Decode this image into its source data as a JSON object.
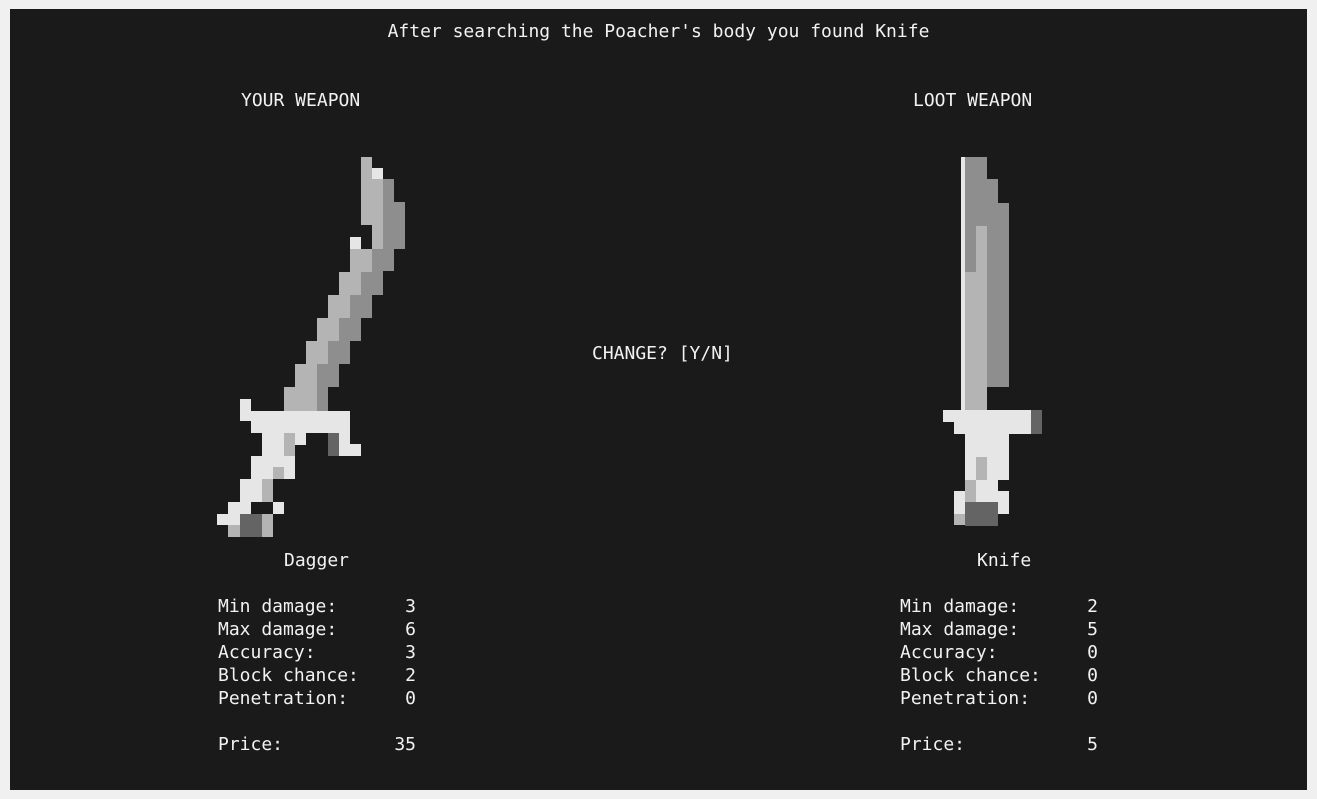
{
  "header": "After searching the Poacher's body you found Knife",
  "your_weapon": {
    "label": "YOUR WEAPON",
    "name": "Dagger",
    "icon": "dagger-sprite",
    "stats": [
      {
        "label": "Min damage:",
        "value": "3"
      },
      {
        "label": "Max damage:",
        "value": "6"
      },
      {
        "label": "Accuracy:",
        "value": "3"
      },
      {
        "label": "Block chance:",
        "value": "2"
      },
      {
        "label": "Penetration:",
        "value": "0"
      }
    ],
    "price": {
      "label": "Price:",
      "value": "35"
    }
  },
  "loot_weapon": {
    "label": "LOOT WEAPON",
    "name": "Knife",
    "icon": "knife-sprite",
    "stats": [
      {
        "label": "Min damage:",
        "value": "2"
      },
      {
        "label": "Max damage:",
        "value": "5"
      },
      {
        "label": "Accuracy:",
        "value": "0"
      },
      {
        "label": "Block chance:",
        "value": "0"
      },
      {
        "label": "Penetration:",
        "value": "0"
      }
    ],
    "price": {
      "label": "Price:",
      "value": "5"
    }
  },
  "prompt": "CHANGE? [Y/N]",
  "colors": {
    "background": "#1a1a1a",
    "text": "#f2f2f2",
    "pixel_light": "#e6e6e6",
    "pixel_mid": "#b4b4b4",
    "pixel_dark": "#8e8e8e",
    "pixel_shadow": "#646464"
  }
}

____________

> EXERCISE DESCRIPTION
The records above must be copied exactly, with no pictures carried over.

> TASK ANSWER
Decode this image into its source data as a JSON object.
{
  "header": "After searching the Poacher's body you found Knife",
  "your_weapon": {
    "label": "YOUR WEAPON",
    "name": "Dagger",
    "icon": "dagger-sprite",
    "stats": [
      {
        "label": "Min damage:",
        "value": "3"
      },
      {
        "label": "Max damage:",
        "value": "6"
      },
      {
        "label": "Accuracy:",
        "value": "3"
      },
      {
        "label": "Block chance:",
        "value": "2"
      },
      {
        "label": "Penetration:",
        "value": "0"
      }
    ],
    "price": {
      "label": "Price:",
      "value": "35"
    }
  },
  "loot_weapon": {
    "label": "LOOT WEAPON",
    "name": "Knife",
    "icon": "knife-sprite",
    "stats": [
      {
        "label": "Min damage:",
        "value": "2"
      },
      {
        "label": "Max damage:",
        "value": "5"
      },
      {
        "label": "Accuracy:",
        "value": "0"
      },
      {
        "label": "Block chance:",
        "value": "0"
      },
      {
        "label": "Penetration:",
        "value": "0"
      }
    ],
    "price": {
      "label": "Price:",
      "value": "5"
    }
  },
  "prompt": "CHANGE? [Y/N]",
  "colors": {
    "background": "#1a1a1a",
    "text": "#f2f2f2",
    "pixel_light": "#e6e6e6",
    "pixel_mid": "#b4b4b4",
    "pixel_dark": "#8e8e8e",
    "pixel_shadow": "#646464"
  }
}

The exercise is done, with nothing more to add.